Yiddish Theater, On The Margin


Little did the theater director David Herskovitz know, when he caught The Jewish Museum’s 2008 exhibit on Marc Chagall and the Russian Jewish Theater, that he would end up spending the next stage of his career staging forgotten Yiddish works. Herskovitz’s theater company, Target Margin, is discovering that rescuing Yiddish plays from oblivion can transform audiences’ expectations.

The first stage of Target Margin’s new two-year project, called “Beyond the Pale,” wraps up this weekend at the Brick Theater in Brooklyn with a double bill of Samuel Daixel’s “After Midnight” and David Pinski’s “Cripples,” along with late-night performances of Avraham Goldfaden’s operetta, “Shulamis, or The Well and the Pussycat” ($15, www.targetmargin.org)

These productions follow on the heels of experimental stagings of Jacob Gordin’s “God, Man and Devil,” and Alter Kacyzne’s “Dukus,” about a Catholic Duke’s conversion to Judaism and subsequent martyrdom. The project will continue next spring with Peretz Hirschbein’s sexy, supernatural drama, “The Haunted Inn,” and then start up again next fall with another set of plays.

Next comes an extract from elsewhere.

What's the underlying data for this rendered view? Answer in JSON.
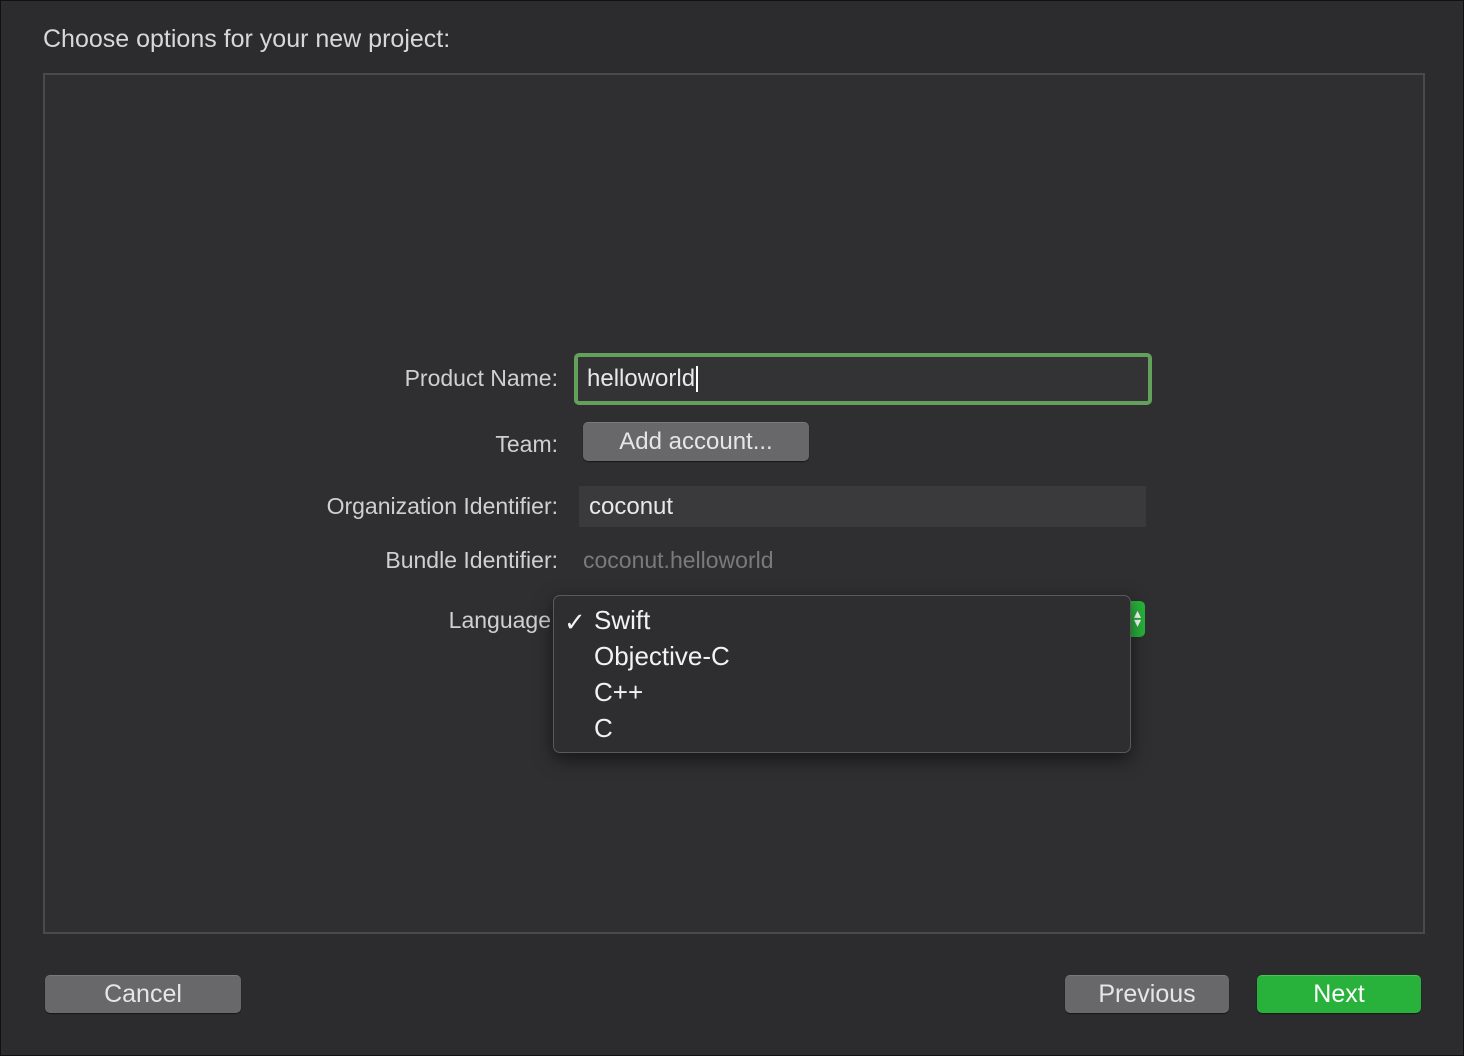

In finding forgotten plays and having them adapted, Herskovitz has leaned on the talents of well-known Yiddish theater scholars like Nahma Sandrow, Jeremy Dauber and Joel Berkowitz. He has involved more than 80 theater artists from diverse backgrounds in the festival, and has given them great latitude in reinterpreting the plays for a contemporary audience. Last week’s production of “Dukus,” for example, incorporated a Christmas tree, carols and selections from Tchaikovsky’s “Nutcracker” ballet.

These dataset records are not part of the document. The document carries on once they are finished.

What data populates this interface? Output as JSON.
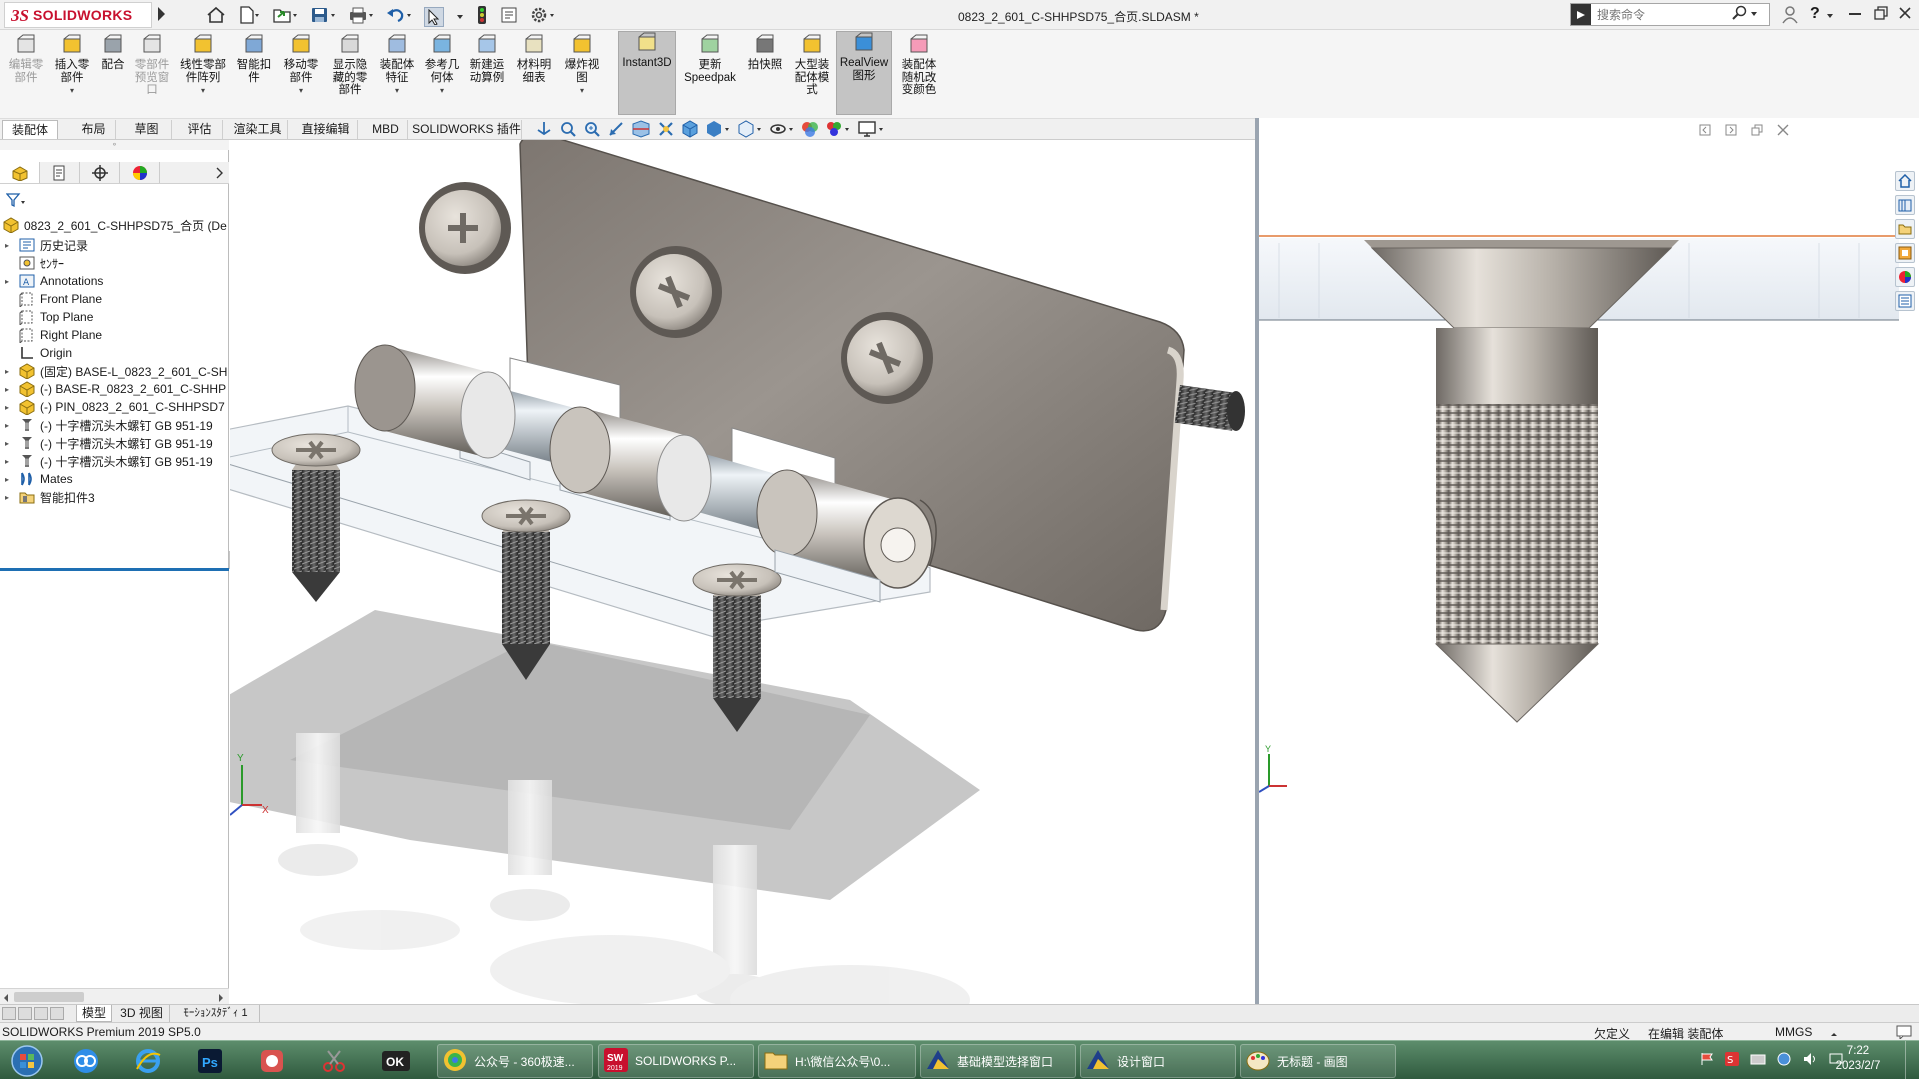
{
  "titlebar": {
    "brand": "SOLIDWORKS",
    "document_title": "0823_2_601_C-SHHPSD75_合页.SLDASM *",
    "search_placeholder": "搜索命令"
  },
  "ribbon": [
    {
      "label": "编辑零\n部件",
      "icon": "edit-component-icon",
      "disabled": true
    },
    {
      "label": "插入零\n部件",
      "icon": "insert-component-icon",
      "dropdown": true
    },
    {
      "label": "配合",
      "icon": "mate-icon"
    },
    {
      "label": "零部件\n预览窗\n口",
      "icon": "component-preview-icon",
      "disabled": true
    },
    {
      "label": "线性零部\n件阵列",
      "icon": "linear-pattern-icon",
      "dropdown": true
    },
    {
      "label": "智能扣\n件",
      "icon": "smart-fastener-icon"
    },
    {
      "label": "移动零\n部件",
      "icon": "move-component-icon",
      "dropdown": true
    },
    {
      "label": "显示隐\n藏的零\n部件",
      "icon": "show-hidden-icon"
    },
    {
      "label": "装配体\n特征",
      "icon": "assembly-feature-icon",
      "dropdown": true
    },
    {
      "label": "参考几\n何体",
      "icon": "reference-geometry-icon",
      "dropdown": true
    },
    {
      "label": "新建运\n动算例",
      "icon": "motion-study-icon"
    },
    {
      "label": "材料明\n细表",
      "icon": "bom-icon"
    },
    {
      "label": "爆炸视\n图",
      "icon": "exploded-view-icon",
      "dropdown": true
    },
    {
      "label": "Instant3D",
      "icon": "instant3d-icon",
      "active": true
    },
    {
      "label": "更新\nSpeedpak",
      "icon": "speedpak-icon"
    },
    {
      "label": "拍快照",
      "icon": "snapshot-icon"
    },
    {
      "label": "大型装\n配体模\n式",
      "icon": "large-assembly-icon"
    },
    {
      "label": "RealView\n图形",
      "icon": "realview-icon",
      "active": true
    },
    {
      "label": "装配体\n随机改\n变颜色",
      "icon": "random-color-icon"
    }
  ],
  "command_tabs": [
    "装配体",
    "布局",
    "草图",
    "评估",
    "渲染工具",
    "直接编辑",
    "MBD",
    "SOLIDWORKS 插件"
  ],
  "tree": {
    "root": "0823_2_601_C-SHHPSD75_合页  (De",
    "items": [
      {
        "label": "历史记录",
        "icon": "history-icon",
        "expand": true
      },
      {
        "label": "ｾﾝｻｰ",
        "icon": "sensor-icon",
        "expand": false
      },
      {
        "label": "Annotations",
        "icon": "annotations-icon",
        "expand": true
      },
      {
        "label": "Front Plane",
        "icon": "plane-icon",
        "expand": false
      },
      {
        "label": "Top Plane",
        "icon": "plane-icon",
        "expand": false
      },
      {
        "label": "Right Plane",
        "icon": "plane-icon",
        "expand": false
      },
      {
        "label": "Origin",
        "icon": "origin-icon",
        "expand": false
      },
      {
        "label": "(固定) BASE-L_0823_2_601_C-SH",
        "icon": "part-icon",
        "expand": true
      },
      {
        "label": "(-) BASE-R_0823_2_601_C-SHHP",
        "icon": "part-icon",
        "expand": true
      },
      {
        "label": "(-) PIN_0823_2_601_C-SHHPSD7",
        "icon": "part-icon",
        "expand": true
      },
      {
        "label": "(-) 十字槽沉头木螺钉 GB 951-19",
        "icon": "screw-icon",
        "expand": true
      },
      {
        "label": "(-) 十字槽沉头木螺钉 GB 951-19",
        "icon": "screw-icon",
        "expand": true
      },
      {
        "label": "(-) 十字槽沉头木螺钉 GB 951-19",
        "icon": "screw-icon",
        "expand": true
      },
      {
        "label": "Mates",
        "icon": "mates-icon",
        "expand": true
      },
      {
        "label": "智能扣件3",
        "icon": "smart-fastener-folder-icon",
        "expand": true
      }
    ]
  },
  "bottom_tabs": [
    "模型",
    "3D 视图",
    "ﾓｰｼｮﾝｽﾀﾃﾞｨ 1"
  ],
  "statusbar": {
    "product": "SOLIDWORKS Premium 2019 SP5.0",
    "state": "欠定义",
    "mode": "在编辑 装配体",
    "units": "MMGS"
  },
  "taskbar": {
    "tasks": [
      {
        "label": "公众号 - 360极速...",
        "icon": "browser-360-icon"
      },
      {
        "label": "SOLIDWORKS P...",
        "icon": "solidworks-app-icon"
      },
      {
        "label": "H:\\微信公众号\\0...",
        "icon": "folder-icon"
      },
      {
        "label": "基础模型选择窗口",
        "icon": "design-window-icon"
      },
      {
        "label": "设计窗口",
        "icon": "design-window-icon"
      },
      {
        "label": "无标题 - 画图",
        "icon": "paint-icon"
      }
    ],
    "time": "7:22",
    "date": "2023/2/7"
  },
  "colors": {
    "accent": "#c8102e",
    "taskbar": "#3f6f50",
    "viewport_select": "#1e6fb3"
  }
}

Herskovitz, whose father was a Holocaust survivor, told The Jewish Week that he was astounded by the range and depth of the Yiddish plays that are reposing in archives. “There’s a whole library of Yiddish plays from different periods and in different styles,” he said. “We want to re-deliver this culture to Jews who don’t know about it, but also to make theaters all over become aware of these works as serious possibilities for production today.”

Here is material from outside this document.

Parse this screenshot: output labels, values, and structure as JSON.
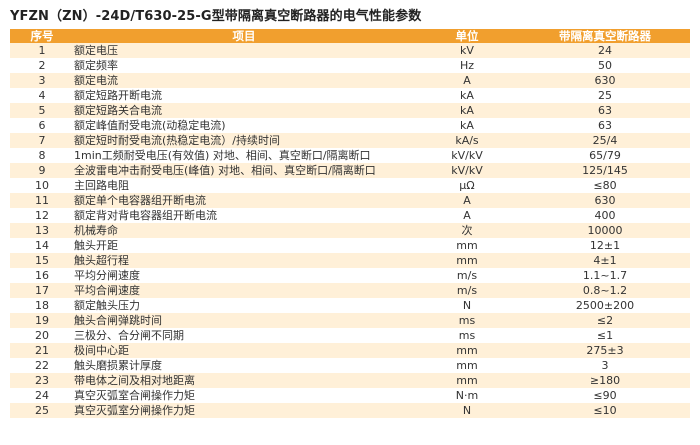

Yiddish drama is trendy nowadays in New York, with local companies either translating Yiddish plays into English or presenting classic English-language plays in Yiddish translation; Ellen Perecman’s New Worlds Theatre Project recently produced “Welcome to America” (based on H. Leivick’s “Schmates”) and David Mandelbaum’s New Yiddish Rep is planning a Yiddish translation of Beckett’s “Waiting for Godot.” Even the venerable Folksbiene is increasingly presenting works in English, like this season’s revival of “The Golden Land.” But few companies are taking as radical an approach as Target Margin.

“We’re experimental, bold, unafraid to take risks,” said Herskovitz. “These plays are not China dolls or museum artifacts that have to be handled with kid gloves. We want to get down and dirty. We want to stage muscular productions that are very contemporary. We want the culture at large to get it.”